“Mabel’s Strange Predicament” is a silent comedy film produced by Keystone Studios and released in 1914, directed by Mabel Normand and starring Charlie Chaplin. The film is notable for being the first appearance of Chaplin as his iconic character, The Tramp.
The film opens with Mabel (played by Normand) getting locked out of her hotel room in the middle of the night, wearing only a nightgown and slippers. She wanders around the hotel, trying to find a way back into her room, but all the doors are locked. She then encounters The Tramp, a wandering vagabond, who helps her sneak back into her room through a window.
After Mabel falls asleep, The Tramp accidentally wakes her up by snoring loudly. Mabel tries to get him to leave, but he refuses, insisting that he has nowhere else to go. The two then engage in a series of comedic hijinks, including The Tramp stealing a cop’s uniform to sneak out of the hotel, and Mabel pretending to be a wealthy patron in order to avoid paying her bill.
The film ends with The Tramp being chased by a mob of angry people after accidentally setting a dog on fire. Mabel intervenes and helps him escape, and the two part ways.
Overall, “Mabel’s Strange Predicament” is a lighthearted and humorous film that showcases the early comedic talents of Charlie Chaplin and Mabel Normand.

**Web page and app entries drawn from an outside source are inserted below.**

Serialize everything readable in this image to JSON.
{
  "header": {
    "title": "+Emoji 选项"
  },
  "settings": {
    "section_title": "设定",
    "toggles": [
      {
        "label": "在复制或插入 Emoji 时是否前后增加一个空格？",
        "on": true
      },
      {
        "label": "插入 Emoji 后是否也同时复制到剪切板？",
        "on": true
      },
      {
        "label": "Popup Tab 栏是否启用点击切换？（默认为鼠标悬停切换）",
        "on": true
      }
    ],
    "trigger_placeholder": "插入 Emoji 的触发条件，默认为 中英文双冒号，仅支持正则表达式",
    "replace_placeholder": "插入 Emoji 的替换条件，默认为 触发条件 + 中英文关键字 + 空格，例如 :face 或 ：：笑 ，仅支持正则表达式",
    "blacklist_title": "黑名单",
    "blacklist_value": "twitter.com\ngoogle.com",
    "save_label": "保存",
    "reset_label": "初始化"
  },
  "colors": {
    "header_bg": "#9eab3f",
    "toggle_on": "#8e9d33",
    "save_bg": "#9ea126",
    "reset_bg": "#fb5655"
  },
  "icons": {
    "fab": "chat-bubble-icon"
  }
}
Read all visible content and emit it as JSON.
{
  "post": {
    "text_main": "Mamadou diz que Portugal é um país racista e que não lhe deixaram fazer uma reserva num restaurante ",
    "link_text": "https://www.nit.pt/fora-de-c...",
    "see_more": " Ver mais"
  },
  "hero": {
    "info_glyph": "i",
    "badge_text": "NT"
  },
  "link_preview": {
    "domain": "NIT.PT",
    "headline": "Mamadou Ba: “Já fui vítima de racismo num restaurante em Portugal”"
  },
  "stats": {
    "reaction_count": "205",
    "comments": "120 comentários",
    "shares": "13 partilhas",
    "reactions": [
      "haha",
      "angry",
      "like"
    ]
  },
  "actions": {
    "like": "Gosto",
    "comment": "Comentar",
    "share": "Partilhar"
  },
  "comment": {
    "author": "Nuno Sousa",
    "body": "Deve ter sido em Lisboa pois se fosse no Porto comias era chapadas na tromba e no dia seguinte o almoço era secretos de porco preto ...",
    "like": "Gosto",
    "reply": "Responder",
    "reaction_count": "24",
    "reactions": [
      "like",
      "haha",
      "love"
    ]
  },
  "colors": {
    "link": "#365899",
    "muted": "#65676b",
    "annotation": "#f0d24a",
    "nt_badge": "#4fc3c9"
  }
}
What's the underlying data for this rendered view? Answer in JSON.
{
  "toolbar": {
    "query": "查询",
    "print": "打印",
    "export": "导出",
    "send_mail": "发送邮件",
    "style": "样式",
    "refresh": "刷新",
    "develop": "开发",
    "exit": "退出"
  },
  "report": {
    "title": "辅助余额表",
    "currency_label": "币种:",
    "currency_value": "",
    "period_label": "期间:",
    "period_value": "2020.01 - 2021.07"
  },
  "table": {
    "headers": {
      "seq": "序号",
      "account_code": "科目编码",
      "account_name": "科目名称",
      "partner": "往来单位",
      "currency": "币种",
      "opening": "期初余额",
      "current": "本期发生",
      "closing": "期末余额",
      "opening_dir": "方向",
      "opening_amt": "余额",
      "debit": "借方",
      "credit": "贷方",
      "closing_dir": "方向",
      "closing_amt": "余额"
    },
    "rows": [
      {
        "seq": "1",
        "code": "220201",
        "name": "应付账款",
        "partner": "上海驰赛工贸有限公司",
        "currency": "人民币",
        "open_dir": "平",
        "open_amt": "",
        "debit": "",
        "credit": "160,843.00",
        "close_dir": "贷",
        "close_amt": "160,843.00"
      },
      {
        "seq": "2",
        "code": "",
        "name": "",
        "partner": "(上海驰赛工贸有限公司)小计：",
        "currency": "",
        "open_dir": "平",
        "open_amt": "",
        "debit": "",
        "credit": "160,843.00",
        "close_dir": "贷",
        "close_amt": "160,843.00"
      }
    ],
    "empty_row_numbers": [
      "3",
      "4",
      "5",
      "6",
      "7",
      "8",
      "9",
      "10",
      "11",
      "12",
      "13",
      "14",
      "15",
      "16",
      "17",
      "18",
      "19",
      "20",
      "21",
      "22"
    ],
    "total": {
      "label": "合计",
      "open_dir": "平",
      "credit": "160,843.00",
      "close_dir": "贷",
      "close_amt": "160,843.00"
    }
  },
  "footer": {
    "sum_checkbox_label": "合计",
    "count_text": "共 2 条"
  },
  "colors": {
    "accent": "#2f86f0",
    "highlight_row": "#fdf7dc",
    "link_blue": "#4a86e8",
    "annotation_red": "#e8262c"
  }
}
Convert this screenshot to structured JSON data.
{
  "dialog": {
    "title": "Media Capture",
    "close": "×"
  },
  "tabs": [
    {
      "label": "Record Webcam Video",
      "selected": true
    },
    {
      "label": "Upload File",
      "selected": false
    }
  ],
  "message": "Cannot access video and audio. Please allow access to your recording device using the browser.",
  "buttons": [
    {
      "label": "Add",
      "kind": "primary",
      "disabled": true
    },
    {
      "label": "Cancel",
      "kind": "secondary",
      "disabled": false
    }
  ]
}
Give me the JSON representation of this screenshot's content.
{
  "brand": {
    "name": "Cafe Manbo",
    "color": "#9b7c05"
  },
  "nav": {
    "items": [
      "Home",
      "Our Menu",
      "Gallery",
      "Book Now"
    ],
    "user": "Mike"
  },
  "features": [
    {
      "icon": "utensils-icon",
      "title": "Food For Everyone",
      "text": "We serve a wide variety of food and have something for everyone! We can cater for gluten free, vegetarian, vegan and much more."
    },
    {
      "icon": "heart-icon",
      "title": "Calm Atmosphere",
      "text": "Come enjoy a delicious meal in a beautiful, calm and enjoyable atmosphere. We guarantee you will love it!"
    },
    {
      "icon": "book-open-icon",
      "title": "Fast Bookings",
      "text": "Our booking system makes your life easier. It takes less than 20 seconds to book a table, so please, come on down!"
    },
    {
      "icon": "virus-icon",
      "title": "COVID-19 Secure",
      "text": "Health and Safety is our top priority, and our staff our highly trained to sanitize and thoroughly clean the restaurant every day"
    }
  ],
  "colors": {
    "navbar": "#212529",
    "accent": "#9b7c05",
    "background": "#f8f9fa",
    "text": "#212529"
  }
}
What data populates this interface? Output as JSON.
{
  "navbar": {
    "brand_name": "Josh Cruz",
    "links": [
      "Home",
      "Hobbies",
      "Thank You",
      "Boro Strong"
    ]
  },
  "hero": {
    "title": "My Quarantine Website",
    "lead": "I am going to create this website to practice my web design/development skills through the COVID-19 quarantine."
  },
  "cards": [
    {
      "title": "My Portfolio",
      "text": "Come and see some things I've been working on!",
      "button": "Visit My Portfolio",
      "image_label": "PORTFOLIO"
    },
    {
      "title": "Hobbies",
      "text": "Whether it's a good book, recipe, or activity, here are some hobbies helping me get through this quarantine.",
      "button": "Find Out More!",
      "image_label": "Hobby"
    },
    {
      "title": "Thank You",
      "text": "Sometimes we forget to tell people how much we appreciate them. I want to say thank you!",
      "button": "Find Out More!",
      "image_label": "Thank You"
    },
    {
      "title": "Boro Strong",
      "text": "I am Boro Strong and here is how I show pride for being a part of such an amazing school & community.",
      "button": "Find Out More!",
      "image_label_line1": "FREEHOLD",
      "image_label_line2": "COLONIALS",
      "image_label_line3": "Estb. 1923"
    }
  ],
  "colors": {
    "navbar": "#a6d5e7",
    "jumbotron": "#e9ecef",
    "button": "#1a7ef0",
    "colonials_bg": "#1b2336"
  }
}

Charles Chaplin, Henry Lehrman
Mabel Normand, Charles Chaplin, Chester Conklin